Aidan has finally made a friend–Robby, who is cooler and more athletic and more popular–and his parents decide they have to move away to take care of his ailing grandfather. Furious, Aidan is in no mood to talk with his parents, and decides to explore the house instead. In the basement he finds scrolls that speak of a place called the Realm, where a king–Paragor–was betrayed by his highest night. The scrolls seem so real but his parents tell him he’s too old for childish fantasy. His grandfather, however, encourages him to believe, allowing him to discover a new world full of beings called Glimpses who are still at war with Paragor. Aidan is called on to be a knight for the king and to seek out a peace with a neighboring kingdom, but what he quickly discovers is that there is more to Realm than meets the eye. It’s more connected to home than he ever expected.
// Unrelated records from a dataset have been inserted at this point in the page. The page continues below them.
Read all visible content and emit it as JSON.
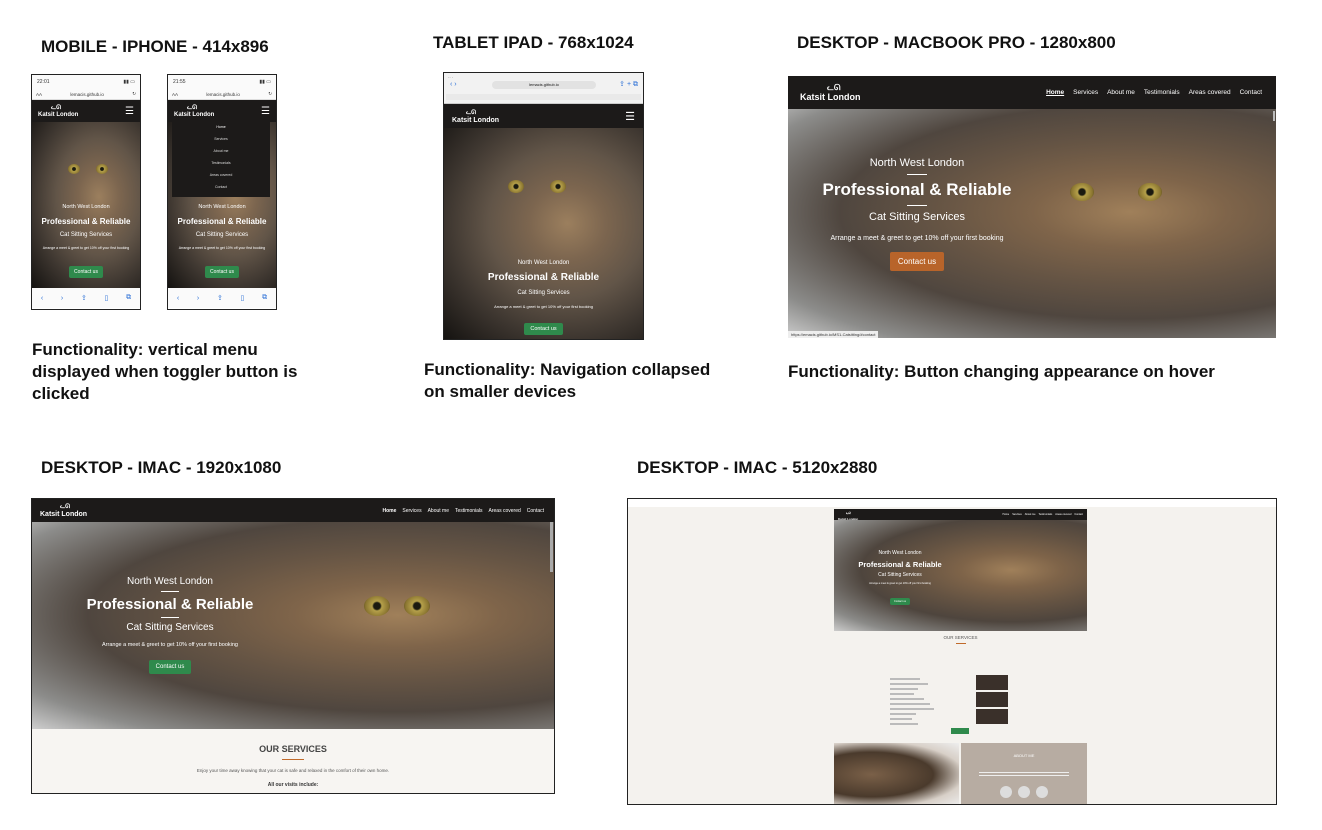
{
  "headings": {
    "mobile": "MOBILE - IPHONE - 414x896",
    "tablet": "TABLET IPAD - 768x1024",
    "macbook": "DESKTOP -  MACBOOK PRO - 1280x800",
    "imac1920": "DESKTOP - IMAC - 1920x1080",
    "imac5120": "DESKTOP - IMAC - 5120x2880"
  },
  "functionality": {
    "mobile": "Functionality: vertical menu displayed when toggler button is clicked",
    "tablet": "Functionality: Navigation collapsed on smaller devices",
    "macbook": "Functionality: Button changing appearance on hover"
  },
  "site": {
    "brand": "Katsit London",
    "nav": [
      "Home",
      "Services",
      "About me",
      "Testimonials",
      "Areas covered",
      "Contact"
    ],
    "hero_location": "North West London",
    "hero_title": "Professional & Reliable",
    "hero_sub": "Cat Sitting Services",
    "hero_offer": "Arrange a meet & greet to get 10% off your first booking",
    "cta": "Contact us",
    "services_title": "OUR SERVICES",
    "services_text": "Enjoy your time away knowing that your cat is safe and relaxed in the comfort of their own home.",
    "services_visits": "All our visits include:",
    "about_title": "ABOUT ME"
  },
  "phone": {
    "time1": "22:01",
    "time2": "21:55",
    "url": "lemacis.github.io",
    "aa": "AA"
  },
  "tablet": {
    "url": "lemacis.github.io"
  },
  "macbook": {
    "status_url": "https://emacis.github.io/MS1-Catsitting/#contact"
  },
  "colors": {
    "nav": "#1c1a19",
    "cta_green": "#2f8a4c",
    "cta_hover": "#b8642a",
    "accent": "#c06a2a"
  },
  "icons": {
    "menu": "hamburger-icon",
    "cat_logo": "cat-logo-icon"
  }
}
The book felt really slow to start with. It seemed to drag on more than anything else for a while. It finally picked up about halfway through the book and though I found myself enjoying the book, I didn’t find myself wondering what would happen next in the trilogy.
I think the biggest problem I had was that Aidan wasn’t the most interesting of characters. He spent the vast majority of the time thinking about Robby, his friend from home. He spent nearly every moment comparing himself to his friend.
The other thing I found was that the connection between Earth and the Realm felt overkill and unnecessary. I don’t want to ruin it, but it just felt forced.
In addition, the king being more of a god is a little much for me.
Overall, it was an enjoyable book, but not one I’m excited to read the full series of.